I recline on planes. So should you. Why? Because we can. If someone reclines in front of me, I don’t complain. I simply recline my own seat. If I’ve got a bulkhead behind me, I curse my luck, but I don’t begrudge my fellow flier his extra knee space. (I might jam my head into the area directly behind his lower back and go to sleep, but that’s just me.) We live in an age in which people can sit with their yippy dogs on planes, call it a cure for anxiety and not get one cross look. Yet when we recliners try to take the few extra degrees of comfort that have been commonly available on commercial airlines for decades, now we’re the monsters. Next time I fly I’m going to get a note from my doctor allowing me to bring my basset hound on the plane to settle my nerves. If the person behind me complains about my reclining, I’m going to set that hound to howling. Sure, the piercing wail will annoy fellow passengers. But my doctor’s note will explicitly state that her song is the only thing that will keep me calm.
What’s Andy eating?
I’m a sucker for a great name. Anyone who reads my recruiting coverage knows this. So, when I saw that Austin has a fried chicken trailer called Ms. P’s Electric Cock, I knew I’d find my way there. I also knew I’d take home a piece of clothing.
My wife grew so tired of my drawer-stuffing collection of restaurant T-shirts that she began randomly to throw them out about a year ago. One day I had a vintage McRib shirt. The next day I didn’t. I asked her to make a quilt out of the ones she deemed no longer fit to wear, but she mentioned something about the pain of childbirth. Wracked with guilt, I dropped the subject. The Mrs. did, however, concede that if I wanted to switch from collecting restaurant T-shirts to collecting restaurant hats, she probably wouldn’t throw them all away on a random Tuesday.
For some reason, the places I frequent mostly sell mesh-back trucker caps. This is simply knowing your clientele at a place like The Catfish Hole in Fayetteville, Ark. It’s a hipster affectation at a place like Ms. P’s. That’s OK. It’s a hat featuring a glowing rooster (accurately) described as an electric cock. I’m happy to wear it.
This came in handy during my order. I asked for a three-piece chicken (thigh, drumstick, wing), an order of truffle mac and cheese and the Marty, a cob of Mexican street corn coated with jalapeno aioli, cotija cheese, shaved pasila pepper and lime. I also asked for a hat. A few minutes later, I realized I forgot to order a beverage.

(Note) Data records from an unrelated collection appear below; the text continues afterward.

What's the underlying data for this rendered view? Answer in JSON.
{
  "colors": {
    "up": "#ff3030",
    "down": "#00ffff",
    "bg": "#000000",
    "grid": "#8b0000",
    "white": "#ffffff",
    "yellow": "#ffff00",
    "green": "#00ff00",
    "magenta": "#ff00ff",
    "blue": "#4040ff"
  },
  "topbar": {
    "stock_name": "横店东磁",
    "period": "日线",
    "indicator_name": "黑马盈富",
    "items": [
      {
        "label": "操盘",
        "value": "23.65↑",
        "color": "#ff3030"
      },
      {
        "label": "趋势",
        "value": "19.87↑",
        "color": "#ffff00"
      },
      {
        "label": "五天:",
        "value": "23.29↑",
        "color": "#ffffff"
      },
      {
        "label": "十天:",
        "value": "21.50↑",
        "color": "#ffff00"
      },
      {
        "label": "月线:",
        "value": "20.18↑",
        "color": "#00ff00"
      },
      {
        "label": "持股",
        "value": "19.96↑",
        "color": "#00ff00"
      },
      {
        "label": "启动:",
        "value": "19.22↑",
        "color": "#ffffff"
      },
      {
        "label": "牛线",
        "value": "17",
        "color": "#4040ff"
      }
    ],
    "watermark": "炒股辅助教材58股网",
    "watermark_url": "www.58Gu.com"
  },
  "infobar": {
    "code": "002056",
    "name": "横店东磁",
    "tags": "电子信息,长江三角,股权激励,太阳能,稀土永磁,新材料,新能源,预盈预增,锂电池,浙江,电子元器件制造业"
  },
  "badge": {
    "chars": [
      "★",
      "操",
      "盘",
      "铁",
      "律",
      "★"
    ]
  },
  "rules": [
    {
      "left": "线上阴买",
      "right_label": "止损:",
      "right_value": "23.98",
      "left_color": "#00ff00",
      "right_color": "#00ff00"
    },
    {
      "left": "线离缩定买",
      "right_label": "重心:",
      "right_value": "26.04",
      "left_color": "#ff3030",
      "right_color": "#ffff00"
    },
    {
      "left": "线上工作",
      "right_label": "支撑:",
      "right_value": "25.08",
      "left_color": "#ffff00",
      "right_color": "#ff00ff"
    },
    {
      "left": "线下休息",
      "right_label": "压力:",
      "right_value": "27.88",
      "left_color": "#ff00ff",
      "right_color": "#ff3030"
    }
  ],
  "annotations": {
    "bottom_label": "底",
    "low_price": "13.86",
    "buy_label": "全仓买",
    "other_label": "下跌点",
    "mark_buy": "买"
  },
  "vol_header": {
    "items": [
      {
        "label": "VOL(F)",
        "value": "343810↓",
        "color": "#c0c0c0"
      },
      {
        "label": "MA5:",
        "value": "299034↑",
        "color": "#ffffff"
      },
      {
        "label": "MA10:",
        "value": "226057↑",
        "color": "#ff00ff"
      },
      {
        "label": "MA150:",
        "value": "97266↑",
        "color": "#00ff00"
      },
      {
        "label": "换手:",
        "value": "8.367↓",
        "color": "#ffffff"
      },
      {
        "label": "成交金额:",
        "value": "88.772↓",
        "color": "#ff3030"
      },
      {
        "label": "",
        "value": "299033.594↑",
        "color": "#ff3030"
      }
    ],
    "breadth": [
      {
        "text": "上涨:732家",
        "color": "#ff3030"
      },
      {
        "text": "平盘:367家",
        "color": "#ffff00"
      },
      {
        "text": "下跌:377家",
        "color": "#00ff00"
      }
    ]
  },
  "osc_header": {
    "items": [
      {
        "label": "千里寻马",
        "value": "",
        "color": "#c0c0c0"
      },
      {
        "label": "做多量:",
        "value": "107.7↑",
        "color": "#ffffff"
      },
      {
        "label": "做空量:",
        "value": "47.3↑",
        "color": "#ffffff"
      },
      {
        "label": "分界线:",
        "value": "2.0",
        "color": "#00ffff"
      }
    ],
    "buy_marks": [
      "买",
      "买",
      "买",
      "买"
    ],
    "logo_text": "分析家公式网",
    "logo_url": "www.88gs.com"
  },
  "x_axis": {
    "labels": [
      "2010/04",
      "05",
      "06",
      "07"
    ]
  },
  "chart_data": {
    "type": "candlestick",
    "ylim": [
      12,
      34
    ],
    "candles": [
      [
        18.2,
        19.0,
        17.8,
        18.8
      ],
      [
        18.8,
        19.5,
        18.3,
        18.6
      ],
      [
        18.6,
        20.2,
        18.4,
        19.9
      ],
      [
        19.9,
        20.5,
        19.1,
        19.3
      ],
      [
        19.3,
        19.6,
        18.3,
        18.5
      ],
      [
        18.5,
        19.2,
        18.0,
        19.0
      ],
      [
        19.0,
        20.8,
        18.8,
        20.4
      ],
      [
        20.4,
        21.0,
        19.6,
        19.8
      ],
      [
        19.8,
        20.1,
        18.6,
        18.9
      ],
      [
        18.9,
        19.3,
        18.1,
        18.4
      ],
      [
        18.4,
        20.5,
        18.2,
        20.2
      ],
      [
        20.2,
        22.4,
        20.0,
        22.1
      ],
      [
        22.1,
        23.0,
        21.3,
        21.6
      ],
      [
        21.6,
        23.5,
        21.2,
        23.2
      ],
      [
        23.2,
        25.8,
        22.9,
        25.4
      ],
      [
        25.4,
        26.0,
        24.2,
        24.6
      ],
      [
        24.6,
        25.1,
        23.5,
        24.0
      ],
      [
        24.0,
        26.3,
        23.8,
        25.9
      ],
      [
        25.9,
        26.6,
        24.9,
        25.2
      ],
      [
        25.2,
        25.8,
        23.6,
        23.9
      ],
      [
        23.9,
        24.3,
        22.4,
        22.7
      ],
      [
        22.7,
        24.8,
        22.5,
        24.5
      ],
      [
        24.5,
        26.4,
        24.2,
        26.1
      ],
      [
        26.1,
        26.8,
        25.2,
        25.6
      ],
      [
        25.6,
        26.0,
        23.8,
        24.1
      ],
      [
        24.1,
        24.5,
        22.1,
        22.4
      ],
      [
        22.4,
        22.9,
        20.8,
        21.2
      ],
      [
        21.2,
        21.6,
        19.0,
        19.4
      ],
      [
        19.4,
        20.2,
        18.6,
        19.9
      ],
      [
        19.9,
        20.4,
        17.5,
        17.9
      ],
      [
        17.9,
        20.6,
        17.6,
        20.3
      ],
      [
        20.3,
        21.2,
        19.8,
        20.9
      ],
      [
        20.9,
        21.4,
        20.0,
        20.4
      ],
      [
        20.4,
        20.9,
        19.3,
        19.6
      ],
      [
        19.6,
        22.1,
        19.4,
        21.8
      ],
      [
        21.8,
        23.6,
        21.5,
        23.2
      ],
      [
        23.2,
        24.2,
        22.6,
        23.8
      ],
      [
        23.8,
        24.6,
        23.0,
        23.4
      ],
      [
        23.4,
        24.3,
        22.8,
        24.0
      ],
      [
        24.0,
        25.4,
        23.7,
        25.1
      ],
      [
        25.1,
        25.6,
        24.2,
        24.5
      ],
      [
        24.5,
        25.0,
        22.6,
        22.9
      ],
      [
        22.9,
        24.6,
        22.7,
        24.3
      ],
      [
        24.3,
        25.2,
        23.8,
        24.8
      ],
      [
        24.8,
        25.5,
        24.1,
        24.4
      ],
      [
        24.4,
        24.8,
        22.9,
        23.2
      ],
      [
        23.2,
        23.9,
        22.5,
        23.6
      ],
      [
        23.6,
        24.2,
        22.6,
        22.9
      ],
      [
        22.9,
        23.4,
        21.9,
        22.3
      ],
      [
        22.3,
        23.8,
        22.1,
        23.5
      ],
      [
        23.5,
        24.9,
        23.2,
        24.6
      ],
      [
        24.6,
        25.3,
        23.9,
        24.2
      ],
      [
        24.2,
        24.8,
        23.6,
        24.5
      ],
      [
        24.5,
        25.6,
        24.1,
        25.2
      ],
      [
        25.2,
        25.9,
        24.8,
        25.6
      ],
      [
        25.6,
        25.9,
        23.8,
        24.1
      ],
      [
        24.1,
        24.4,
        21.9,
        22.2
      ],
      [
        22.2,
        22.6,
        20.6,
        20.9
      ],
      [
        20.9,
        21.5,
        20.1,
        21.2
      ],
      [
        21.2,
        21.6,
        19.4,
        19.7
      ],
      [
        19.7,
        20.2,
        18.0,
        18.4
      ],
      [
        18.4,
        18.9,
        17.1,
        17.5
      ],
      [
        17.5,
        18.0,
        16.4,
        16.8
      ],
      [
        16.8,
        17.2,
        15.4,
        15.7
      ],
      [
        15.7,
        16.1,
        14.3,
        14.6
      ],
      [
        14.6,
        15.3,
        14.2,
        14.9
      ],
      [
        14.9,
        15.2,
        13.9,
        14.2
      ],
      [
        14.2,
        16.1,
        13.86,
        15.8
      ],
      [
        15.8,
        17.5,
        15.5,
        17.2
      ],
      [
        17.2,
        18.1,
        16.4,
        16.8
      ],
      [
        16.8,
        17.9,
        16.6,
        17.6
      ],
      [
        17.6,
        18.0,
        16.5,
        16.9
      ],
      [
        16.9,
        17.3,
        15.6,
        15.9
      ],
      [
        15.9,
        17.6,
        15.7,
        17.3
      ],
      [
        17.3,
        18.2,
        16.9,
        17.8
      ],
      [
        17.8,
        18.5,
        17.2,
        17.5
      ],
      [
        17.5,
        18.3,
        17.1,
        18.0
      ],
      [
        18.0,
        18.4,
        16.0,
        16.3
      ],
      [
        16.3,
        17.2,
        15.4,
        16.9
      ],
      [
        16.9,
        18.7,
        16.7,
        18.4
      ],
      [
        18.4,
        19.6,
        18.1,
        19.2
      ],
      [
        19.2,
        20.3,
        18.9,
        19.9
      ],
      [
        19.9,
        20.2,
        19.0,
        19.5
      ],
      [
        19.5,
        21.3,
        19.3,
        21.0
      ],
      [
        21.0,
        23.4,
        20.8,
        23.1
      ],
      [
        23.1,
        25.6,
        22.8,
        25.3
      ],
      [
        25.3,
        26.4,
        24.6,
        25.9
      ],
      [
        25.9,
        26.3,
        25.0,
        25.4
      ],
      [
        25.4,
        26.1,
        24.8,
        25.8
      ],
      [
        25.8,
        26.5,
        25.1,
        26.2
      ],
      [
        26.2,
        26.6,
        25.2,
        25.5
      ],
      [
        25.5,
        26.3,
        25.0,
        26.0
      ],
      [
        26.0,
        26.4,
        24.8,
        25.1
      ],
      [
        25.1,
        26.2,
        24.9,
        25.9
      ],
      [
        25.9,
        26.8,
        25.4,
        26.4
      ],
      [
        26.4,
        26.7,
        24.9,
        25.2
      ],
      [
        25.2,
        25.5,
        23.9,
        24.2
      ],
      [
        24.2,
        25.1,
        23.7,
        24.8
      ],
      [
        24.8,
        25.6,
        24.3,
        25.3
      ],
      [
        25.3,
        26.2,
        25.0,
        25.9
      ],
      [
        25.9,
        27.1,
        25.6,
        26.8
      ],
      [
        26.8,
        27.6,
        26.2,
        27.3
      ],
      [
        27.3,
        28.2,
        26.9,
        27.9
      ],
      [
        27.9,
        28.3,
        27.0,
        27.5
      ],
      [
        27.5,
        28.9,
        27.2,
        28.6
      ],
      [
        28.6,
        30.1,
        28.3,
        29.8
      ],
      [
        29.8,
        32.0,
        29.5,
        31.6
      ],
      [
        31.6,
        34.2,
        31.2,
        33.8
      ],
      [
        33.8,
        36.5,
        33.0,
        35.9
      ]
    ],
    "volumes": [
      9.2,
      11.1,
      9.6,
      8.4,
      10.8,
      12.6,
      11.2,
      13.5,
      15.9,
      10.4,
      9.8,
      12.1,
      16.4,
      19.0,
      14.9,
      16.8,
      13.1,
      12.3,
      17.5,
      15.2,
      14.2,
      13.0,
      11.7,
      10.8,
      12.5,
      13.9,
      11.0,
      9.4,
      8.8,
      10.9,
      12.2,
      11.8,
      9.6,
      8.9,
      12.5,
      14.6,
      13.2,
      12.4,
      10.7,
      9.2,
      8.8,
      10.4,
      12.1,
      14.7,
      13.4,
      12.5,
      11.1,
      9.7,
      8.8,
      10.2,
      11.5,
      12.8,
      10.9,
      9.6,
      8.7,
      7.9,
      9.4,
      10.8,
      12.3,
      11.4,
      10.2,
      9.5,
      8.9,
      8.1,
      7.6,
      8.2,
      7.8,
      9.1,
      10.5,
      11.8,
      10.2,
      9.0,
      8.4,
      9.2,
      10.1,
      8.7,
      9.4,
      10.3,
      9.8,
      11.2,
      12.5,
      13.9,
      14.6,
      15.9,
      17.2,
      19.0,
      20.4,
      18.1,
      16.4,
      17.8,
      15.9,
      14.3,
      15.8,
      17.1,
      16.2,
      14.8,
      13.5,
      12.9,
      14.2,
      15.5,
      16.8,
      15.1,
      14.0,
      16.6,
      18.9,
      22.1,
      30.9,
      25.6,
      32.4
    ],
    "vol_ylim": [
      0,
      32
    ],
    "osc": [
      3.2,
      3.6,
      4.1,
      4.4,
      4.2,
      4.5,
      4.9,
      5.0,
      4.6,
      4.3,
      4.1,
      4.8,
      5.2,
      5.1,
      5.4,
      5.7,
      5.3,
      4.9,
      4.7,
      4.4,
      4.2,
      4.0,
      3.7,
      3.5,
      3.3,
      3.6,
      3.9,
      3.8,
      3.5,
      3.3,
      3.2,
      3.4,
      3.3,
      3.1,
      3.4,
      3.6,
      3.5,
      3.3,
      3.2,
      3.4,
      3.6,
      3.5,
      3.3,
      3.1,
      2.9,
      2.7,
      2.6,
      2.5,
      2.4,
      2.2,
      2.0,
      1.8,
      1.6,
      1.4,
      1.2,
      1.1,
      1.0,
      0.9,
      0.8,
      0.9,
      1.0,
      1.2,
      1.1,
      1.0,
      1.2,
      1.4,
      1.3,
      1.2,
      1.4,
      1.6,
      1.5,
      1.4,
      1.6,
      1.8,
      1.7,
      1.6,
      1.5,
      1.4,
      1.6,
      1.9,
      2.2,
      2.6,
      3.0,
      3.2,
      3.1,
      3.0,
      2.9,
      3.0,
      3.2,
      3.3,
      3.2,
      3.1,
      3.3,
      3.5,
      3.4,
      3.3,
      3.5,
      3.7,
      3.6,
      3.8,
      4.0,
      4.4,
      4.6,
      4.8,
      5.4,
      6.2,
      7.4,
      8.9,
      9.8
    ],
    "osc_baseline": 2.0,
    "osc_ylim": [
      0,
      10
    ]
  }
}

I spotted a Sweet Leaf Mint & Honey green tea -- the best bottled tea on the market -- and pulled out my wallet. “No, man,” the guy at the register said. Then he pointed to my freshly purchased hat. “It’s on the house, since you’re going to rock the cock.”
And I’m pleased to rock it after a taste of the chicken and the truffle mac and cheese. It might not be Austin’s best fried chicken. There is, after all, a branch of Memphis institution Gus’s World Famous Fried Chicken in town now. But it is a superior fried chicken, crispy on the outside and juicy on the inside. The star, though, was the mac and cheese, which uses just enough truffle oil. Too much, and Ms. P’s would be trying too hard. Too little, and it couldn’t justify the price. But this was perfect. You’ll want to bathe in the béchamel. Don’t do that. The temperature climbs above 100 degrees pretty regularly in Austin, and that might produce a bit of an aroma after a few minutes. Instead, just eat it. And, if possible, rock the cock.